Work required: The copy you return should hold every record below word for word and no images.

Supplied data:
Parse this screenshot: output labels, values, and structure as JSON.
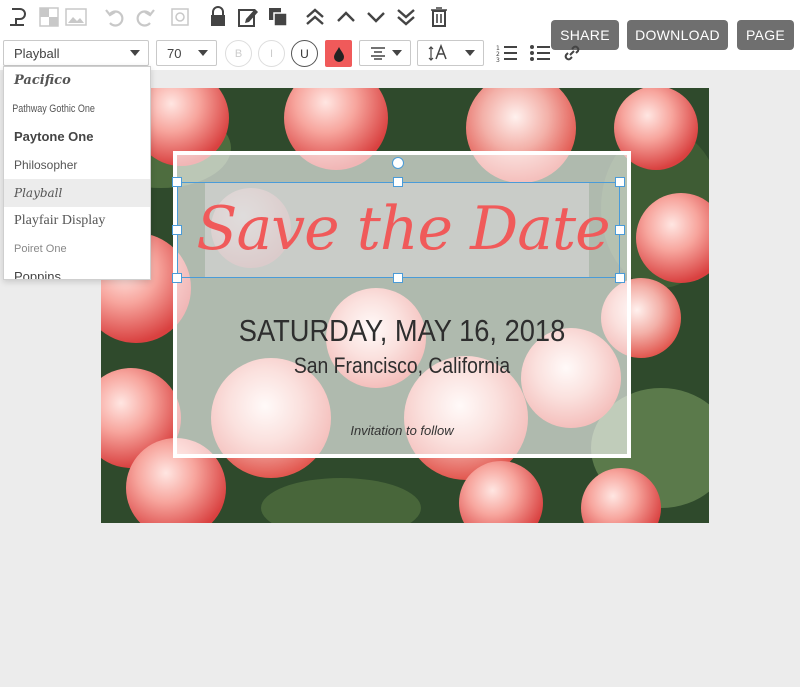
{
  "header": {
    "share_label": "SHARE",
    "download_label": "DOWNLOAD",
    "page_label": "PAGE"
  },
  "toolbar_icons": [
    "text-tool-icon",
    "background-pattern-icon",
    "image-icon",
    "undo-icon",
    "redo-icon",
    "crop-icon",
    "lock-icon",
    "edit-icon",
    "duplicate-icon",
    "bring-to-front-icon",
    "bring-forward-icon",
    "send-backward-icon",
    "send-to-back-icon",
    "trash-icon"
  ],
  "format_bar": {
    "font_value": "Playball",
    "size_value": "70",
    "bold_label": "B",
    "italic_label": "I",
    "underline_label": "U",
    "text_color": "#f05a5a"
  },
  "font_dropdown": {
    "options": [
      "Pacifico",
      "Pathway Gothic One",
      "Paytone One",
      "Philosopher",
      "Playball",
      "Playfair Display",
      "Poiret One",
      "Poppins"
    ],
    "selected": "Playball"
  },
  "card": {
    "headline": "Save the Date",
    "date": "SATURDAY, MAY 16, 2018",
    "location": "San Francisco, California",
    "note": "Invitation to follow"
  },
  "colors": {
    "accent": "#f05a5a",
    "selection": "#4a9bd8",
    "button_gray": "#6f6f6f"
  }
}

Result of this task:
Parse this screenshot: output labels, values, and structure as JSON.
{
  "header": {
    "share_label": "SHARE",
    "download_label": "DOWNLOAD",
    "page_label": "PAGE"
  },
  "toolbar_icons": [
    "text-tool-icon",
    "background-pattern-icon",
    "image-icon",
    "undo-icon",
    "redo-icon",
    "crop-icon",
    "lock-icon",
    "edit-icon",
    "duplicate-icon",
    "bring-to-front-icon",
    "bring-forward-icon",
    "send-backward-icon",
    "send-to-back-icon",
    "trash-icon"
  ],
  "format_bar": {
    "font_value": "Playball",
    "size_value": "70",
    "bold_label": "B",
    "italic_label": "I",
    "underline_label": "U",
    "text_color": "#f05a5a"
  },
  "font_dropdown": {
    "options": [
      "Pacifico",
      "Pathway Gothic One",
      "Paytone One",
      "Philosopher",
      "Playball",
      "Playfair Display",
      "Poiret One",
      "Poppins"
    ],
    "selected": "Playball"
  },
  "card": {
    "headline": "Save the Date",
    "date": "SATURDAY, MAY 16, 2018",
    "location": "San Francisco, California",
    "note": "Invitation to follow"
  },
  "colors": {
    "accent": "#f05a5a",
    "selection": "#4a9bd8",
    "button_gray": "#6f6f6f"
  }
}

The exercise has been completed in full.